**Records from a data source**
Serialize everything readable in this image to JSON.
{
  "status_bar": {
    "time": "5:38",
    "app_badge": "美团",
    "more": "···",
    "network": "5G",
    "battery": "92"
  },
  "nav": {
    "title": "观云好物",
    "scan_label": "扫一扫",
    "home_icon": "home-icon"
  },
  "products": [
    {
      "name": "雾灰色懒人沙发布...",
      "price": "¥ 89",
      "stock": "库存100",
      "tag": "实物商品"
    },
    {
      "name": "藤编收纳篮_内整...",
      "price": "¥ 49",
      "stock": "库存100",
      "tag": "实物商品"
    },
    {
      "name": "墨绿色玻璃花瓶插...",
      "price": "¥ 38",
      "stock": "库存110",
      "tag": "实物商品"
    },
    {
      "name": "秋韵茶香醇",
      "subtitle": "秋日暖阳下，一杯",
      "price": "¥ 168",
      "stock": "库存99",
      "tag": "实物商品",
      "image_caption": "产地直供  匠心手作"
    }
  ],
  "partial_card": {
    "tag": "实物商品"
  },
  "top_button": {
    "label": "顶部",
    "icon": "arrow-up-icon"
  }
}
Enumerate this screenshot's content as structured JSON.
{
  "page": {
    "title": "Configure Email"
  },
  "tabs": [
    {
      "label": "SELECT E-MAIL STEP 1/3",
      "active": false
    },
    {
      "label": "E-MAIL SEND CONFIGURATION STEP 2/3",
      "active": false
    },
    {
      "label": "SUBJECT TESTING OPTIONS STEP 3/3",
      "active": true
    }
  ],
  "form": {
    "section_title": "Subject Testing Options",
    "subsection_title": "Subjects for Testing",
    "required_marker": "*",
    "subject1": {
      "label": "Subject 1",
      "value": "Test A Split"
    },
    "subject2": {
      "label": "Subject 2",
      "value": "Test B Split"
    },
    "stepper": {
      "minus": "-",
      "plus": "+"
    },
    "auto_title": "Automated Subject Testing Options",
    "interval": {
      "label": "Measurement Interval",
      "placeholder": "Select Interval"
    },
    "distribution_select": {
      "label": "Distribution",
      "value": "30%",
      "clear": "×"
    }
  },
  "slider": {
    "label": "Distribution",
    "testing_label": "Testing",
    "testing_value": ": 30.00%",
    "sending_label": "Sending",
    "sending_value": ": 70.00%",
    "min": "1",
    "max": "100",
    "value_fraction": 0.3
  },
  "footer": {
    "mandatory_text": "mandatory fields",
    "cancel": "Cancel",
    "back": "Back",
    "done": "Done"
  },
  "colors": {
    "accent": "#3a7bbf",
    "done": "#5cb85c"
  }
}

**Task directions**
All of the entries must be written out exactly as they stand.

**Exercise answer**
Serialize everything readable in this image to JSON.
{
  "status_bar": {
    "time": "5:38",
    "app_badge": "美团",
    "more": "···",
    "network": "5G",
    "battery": "92"
  },
  "nav": {
    "title": "观云好物",
    "scan_label": "扫一扫",
    "home_icon": "home-icon"
  },
  "products": [
    {
      "name": "雾灰色懒人沙发布...",
      "price": "¥ 89",
      "stock": "库存100",
      "tag": "实物商品"
    },
    {
      "name": "藤编收纳篮_内整...",
      "price": "¥ 49",
      "stock": "库存100",
      "tag": "实物商品"
    },
    {
      "name": "墨绿色玻璃花瓶插...",
      "price": "¥ 38",
      "stock": "库存110",
      "tag": "实物商品"
    },
    {
      "name": "秋韵茶香醇",
      "subtitle": "秋日暖阳下，一杯",
      "price": "¥ 168",
      "stock": "库存99",
      "tag": "实物商品",
      "image_caption": "产地直供  匠心手作"
    }
  ],
  "partial_card": {
    "tag": "实物商品"
  },
  "top_button": {
    "label": "顶部",
    "icon": "arrow-up-icon"
  }
}
Enumerate this screenshot's content as structured JSON.
{
  "page": {
    "title": "Configure Email"
  },
  "tabs": [
    {
      "label": "SELECT E-MAIL STEP 1/3",
      "active": false
    },
    {
      "label": "E-MAIL SEND CONFIGURATION STEP 2/3",
      "active": false
    },
    {
      "label": "SUBJECT TESTING OPTIONS STEP 3/3",
      "active": true
    }
  ],
  "form": {
    "section_title": "Subject Testing Options",
    "subsection_title": "Subjects for Testing",
    "required_marker": "*",
    "subject1": {
      "label": "Subject 1",
      "value": "Test A Split"
    },
    "subject2": {
      "label": "Subject 2",
      "value": "Test B Split"
    },
    "stepper": {
      "minus": "-",
      "plus": "+"
    },
    "auto_title": "Automated Subject Testing Options",
    "interval": {
      "label": "Measurement Interval",
      "placeholder": "Select Interval"
    },
    "distribution_select": {
      "label": "Distribution",
      "value": "30%",
      "clear": "×"
    }
  },
  "slider": {
    "label": "Distribution",
    "testing_label": "Testing",
    "testing_value": ": 30.00%",
    "sending_label": "Sending",
    "sending_value": ": 70.00%",
    "min": "1",
    "max": "100",
    "value_fraction": 0.3
  },
  "footer": {
    "mandatory_text": "mandatory fields",
    "cancel": "Cancel",
    "back": "Back",
    "done": "Done"
  },
  "colors": {
    "accent": "#3a7bbf",
    "done": "#5cb85c"
  }
}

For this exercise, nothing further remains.